** Excerpted records follows **

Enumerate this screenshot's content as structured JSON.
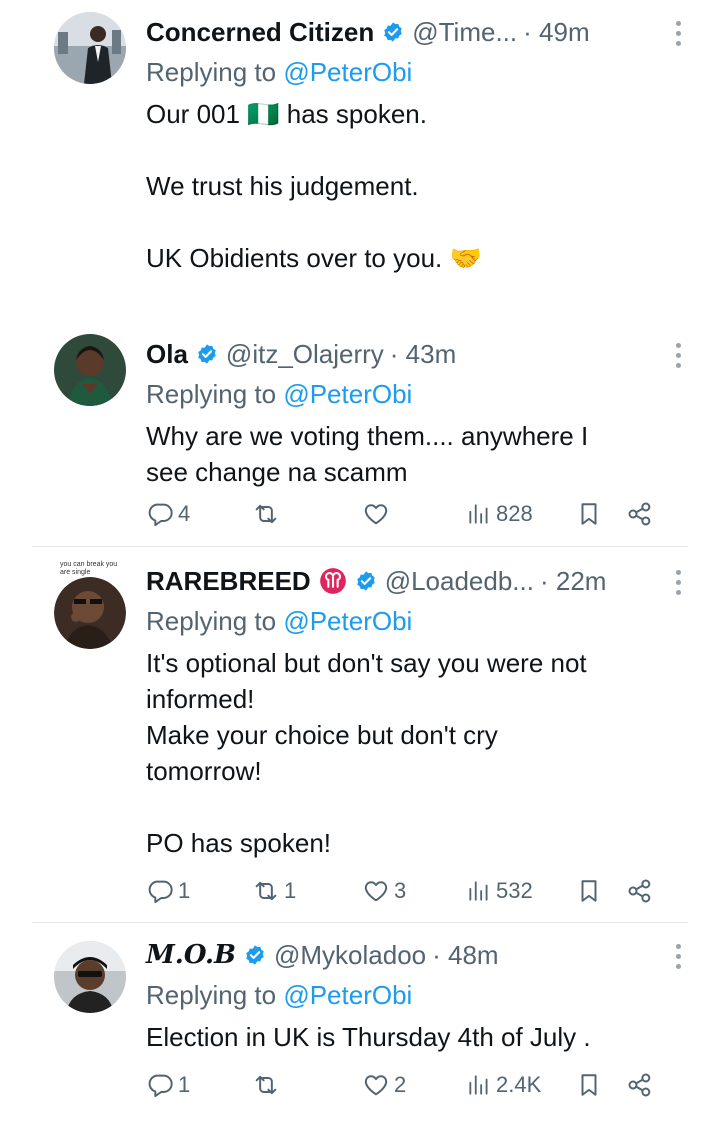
{
  "tweets": [
    {
      "name": "Concerned Citizen",
      "handle": "@Time...",
      "time": "· 49m",
      "replying_label": "Replying to",
      "replying_to": "@PeterObi",
      "lines": [
        "Our 001 🇳🇬 has spoken.",
        "",
        "We trust his judgement.",
        "",
        "UK Obidients over to you. 🤝"
      ],
      "actions": null
    },
    {
      "name": "Ola",
      "handle": "@itz_Olajerry",
      "time": "· 43m",
      "replying_label": "Replying to",
      "replying_to": "@PeterObi",
      "lines": [
        "Why are we voting them.... anywhere I",
        "see change na scamm"
      ],
      "actions": {
        "replies": "4",
        "reposts": "",
        "likes": "",
        "views": "828"
      }
    },
    {
      "name": "RAREBREED",
      "name_emoji": "♈",
      "avatar_caption": "you can break you are single",
      "handle": "@Loadedb...",
      "time": "· 22m",
      "replying_label": "Replying to",
      "replying_to": "@PeterObi",
      "lines": [
        "It's optional but don't say you were not",
        "informed!",
        "Make your choice but don't cry",
        "tomorrow!",
        "",
        "PO has spoken!"
      ],
      "actions": {
        "replies": "1",
        "reposts": "1",
        "likes": "3",
        "views": "532"
      }
    },
    {
      "name": "M.O.B",
      "handle": "@Mykoladoo",
      "time": "· 48m",
      "replying_label": "Replying to",
      "replying_to": "@PeterObi",
      "lines": [
        "Election in UK is Thursday 4th of July ."
      ],
      "actions": {
        "replies": "1",
        "reposts": "",
        "likes": "2",
        "views": "2.4K"
      }
    }
  ],
  "icons": {
    "verified": "verified-badge-icon",
    "reply": "reply-icon",
    "repost": "repost-icon",
    "like": "heart-icon",
    "views": "views-icon",
    "bookmark": "bookmark-icon",
    "share": "share-icon",
    "more": "more-icon"
  },
  "colors": {
    "link": "#1d9bf0",
    "secondary_text": "#536471",
    "verified": "#1d9bf0",
    "divider": "#e3e6e9"
  }
}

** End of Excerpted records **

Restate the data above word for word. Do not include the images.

Response for this exercise:
Enumerate this screenshot's content as structured JSON.
{
  "tweets": [
    {
      "name": "Concerned Citizen",
      "handle": "@Time...",
      "time": "· 49m",
      "replying_label": "Replying to",
      "replying_to": "@PeterObi",
      "lines": [
        "Our 001 🇳🇬 has spoken.",
        "",
        "We trust his judgement.",
        "",
        "UK Obidients over to you. 🤝"
      ],
      "actions": null
    },
    {
      "name": "Ola",
      "handle": "@itz_Olajerry",
      "time": "· 43m",
      "replying_label": "Replying to",
      "replying_to": "@PeterObi",
      "lines": [
        "Why are we voting them.... anywhere I",
        "see change na scamm"
      ],
      "actions": {
        "replies": "4",
        "reposts": "",
        "likes": "",
        "views": "828"
      }
    },
    {
      "name": "RAREBREED",
      "name_emoji": "♈",
      "avatar_caption": "you can break you are single",
      "handle": "@Loadedb...",
      "time": "· 22m",
      "replying_label": "Replying to",
      "replying_to": "@PeterObi",
      "lines": [
        "It's optional but don't say you were not",
        "informed!",
        "Make your choice but don't cry",
        "tomorrow!",
        "",
        "PO has spoken!"
      ],
      "actions": {
        "replies": "1",
        "reposts": "1",
        "likes": "3",
        "views": "532"
      }
    },
    {
      "name": "M.O.B",
      "handle": "@Mykoladoo",
      "time": "· 48m",
      "replying_label": "Replying to",
      "replying_to": "@PeterObi",
      "lines": [
        "Election in UK is Thursday 4th of July ."
      ],
      "actions": {
        "replies": "1",
        "reposts": "",
        "likes": "2",
        "views": "2.4K"
      }
    }
  ],
  "icons": {
    "verified": "verified-badge-icon",
    "reply": "reply-icon",
    "repost": "repost-icon",
    "like": "heart-icon",
    "views": "views-icon",
    "bookmark": "bookmark-icon",
    "share": "share-icon",
    "more": "more-icon"
  },
  "colors": {
    "link": "#1d9bf0",
    "secondary_text": "#536471",
    "verified": "#1d9bf0",
    "divider": "#e3e6e9"
  }
}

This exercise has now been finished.